- Andrea Serna
By Andrea Serna, Arts and Culture Writer
Angels Gate Cultural Center is presenting Service and Other Stories: A Living History Project, a yearlong exhibition that plans to engage U.S. military veterans from all 20th and 21st century conflicts.
The project, led by Los Angeles artist Farrah Karapetian, involved veterans Joe Debble, Mike Felch, John Warhank, Justin Wilson and local ROTC cadets. The installation shares their stories as veterans. Their experiences are just a sample of the multitude of voices that belong to veterans in the Los Angeles region.
Service and Other Stories attempts to reveal the real people behind America’s wars. In a nation battered by a period of continuous war, conducted by a professional military, the humanization of these warriors is deeply needed.
The controversy surrounding the film American Sniper seems to demonstrate the nation’s yearning to connect with combatants, even if our desire to examine the driving forces behind the ongoing combat seems to be lacking.
Angels Gate was fortunate to bring in Karapetian, an accomplished conceptual artist with a history of working with veterans. The artist dedicated nearly two years to this project, meeting twice a month with the vets involved and developing the concepts utilized in the show.

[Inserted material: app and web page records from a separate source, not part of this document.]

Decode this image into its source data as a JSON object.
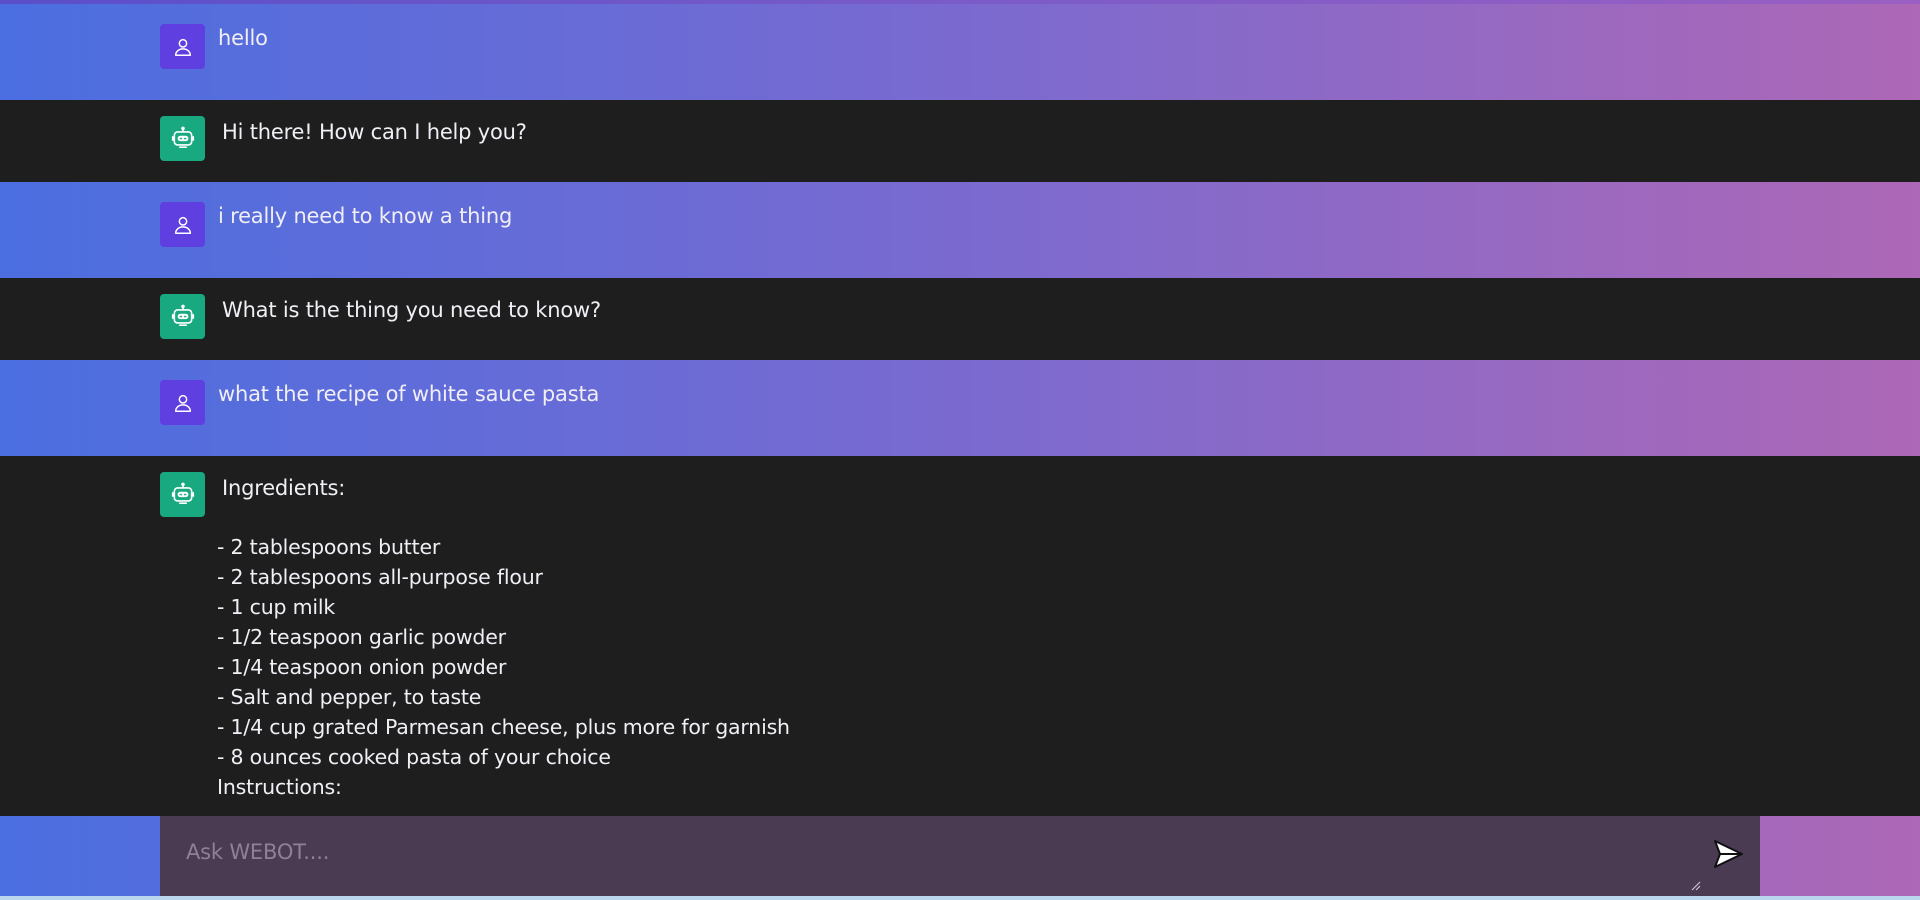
{
  "app": {
    "name": "WEBOT"
  },
  "colors": {
    "user_row_gradient_start": "#4b6ee0",
    "user_row_gradient_end": "#ad68b6",
    "bot_row_background": "#1e1e1e",
    "user_avatar": "#5f3fe0",
    "bot_avatar": "#18a980",
    "input_background": "#4a3a52"
  },
  "conversation": {
    "messages": [
      {
        "role": "user",
        "icon": "user-icon",
        "text": "hello"
      },
      {
        "role": "bot",
        "icon": "robot-icon",
        "text": "Hi there! How can I help you?"
      },
      {
        "role": "user",
        "icon": "user-icon",
        "text": "i really need to know a thing"
      },
      {
        "role": "bot",
        "icon": "robot-icon",
        "text": "What is the thing you need to know?"
      },
      {
        "role": "user",
        "icon": "user-icon",
        "text": "what the recipe of white sauce pasta"
      },
      {
        "role": "bot",
        "icon": "robot-icon",
        "text": "Ingredients:",
        "lines": [
          "- 2 tablespoons butter",
          "- 2 tablespoons all-purpose flour",
          "- 1 cup milk",
          "- 1/2 teaspoon garlic powder",
          "- 1/4 teaspoon onion powder",
          "- Salt and pepper, to taste",
          "- 1/4 cup grated Parmesan cheese, plus more for garnish",
          "- 8 ounces cooked pasta of your choice",
          "Instructions:"
        ]
      }
    ]
  },
  "composer": {
    "placeholder": "Ask WEBOT....",
    "value": "",
    "send_icon": "send-icon"
  }
}
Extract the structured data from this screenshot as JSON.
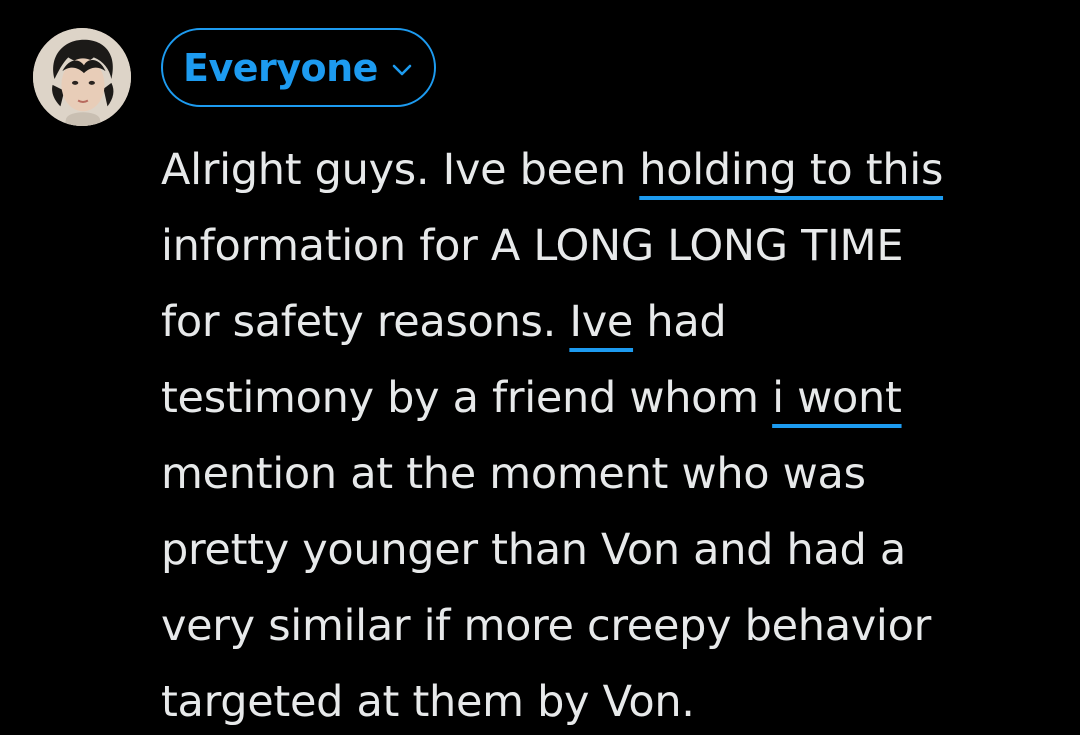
{
  "composer": {
    "audience_label": "Everyone",
    "accent_color": "#1d9bf0",
    "text_color": "#e7e9ea",
    "background_color": "#000000",
    "avatar_icon": "user-avatar",
    "chevron_icon": "chevron-down-icon",
    "text_lines": [
      [
        {
          "t": "Alright guys. Ive been ",
          "flag": false
        },
        {
          "t": "holding to this",
          "flag": true
        }
      ],
      [
        {
          "t": "information for A LONG LONG TIME",
          "flag": false
        }
      ],
      [
        {
          "t": "for safety reasons. ",
          "flag": false
        },
        {
          "t": "Ive",
          "flag": true
        },
        {
          "t": " had",
          "flag": false
        }
      ],
      [
        {
          "t": "testimony by a friend whom ",
          "flag": false
        },
        {
          "t": "i wont",
          "flag": true
        }
      ],
      [
        {
          "t": "mention at the moment who was",
          "flag": false
        }
      ],
      [
        {
          "t": "pretty younger than Von and had a",
          "flag": false
        }
      ],
      [
        {
          "t": "very similar if more creepy behavior",
          "flag": false
        }
      ],
      [
        {
          "t": "targeted at them by Von.",
          "flag": false
        }
      ]
    ]
  }
}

Karapetian utilized the process of photograms to depict soldiers in action. A photogram is a photographic image made without a camera by placing objects directly onto the surface of a light-sensitive material such as photographic paper, and then exposing them to light. The resulting images are a main feature, lining the walls of the main gallery. A focus of Karapetian’s cameraless photographic investigation was the “muscle memory” of veterans of the Armed Forces. Veterans were asked about postures that their bodies best remembered from their experience of warfare and then reenacted these positions in the darkroom.
Isabelle Lutterodt, director of visual arts at Angels Gate, intends for this yearlong exhibit to be a collaborative community-engaged project. The exhibit will draw from many resources within the South Bay to bring veterans together. She plans to reach out to Veterans for Peace, Military Families Speak Out, the Peace Club at San Pedro High School and the U.S. Veteran Artist’s Alliance in Culver City. Throughout the coming year, Lutterodt hopes to develop the exhibition programming through an alliance with as many perspectives as possible.
“It is going to grow organically,” Lutterodt said. “As people in the veteran community offer to loan us objects, we will add them to the exhibit and their story will become part of the exhibit. It also allows people to keep coming back and see something new, there will be stories that emerge.”
One of the most powerful displays in the exhibit is the work of Phillip Schladweiler, the creator of the Shrapnel Project, a series that examines the shrapnel that changed his and others’ lives. In 2006, he was wounded in Iraq. As an experiential artist, his project documents the photographic images of the shrapnel taken from his own body and the bodies of other injured veterans.
Other exhibit details fall back on traditional features, such as a memorial wall, which the veterans found important in order to salute their fallen comrades.
A well-intentioned, yet provocative installation is a shadow box. The intent is for student groups to reenact war scenarios using shadow puppets of planes, guns, helicopters etc. Meant to spark questions about the personal experiences of service men and women, it will most likely become a popular place for children to do what they always do, which is to “play war” in the gallery.
Missing from the bulk of the exhibit is the reflection of the true cost of war on the nation and the personnel who have dedicated their lives to the misdirected campaign that has deeply changed the country and the mission of the military. As an exhibit in progress, we hope to see the community contribute additional voices to the exhibit.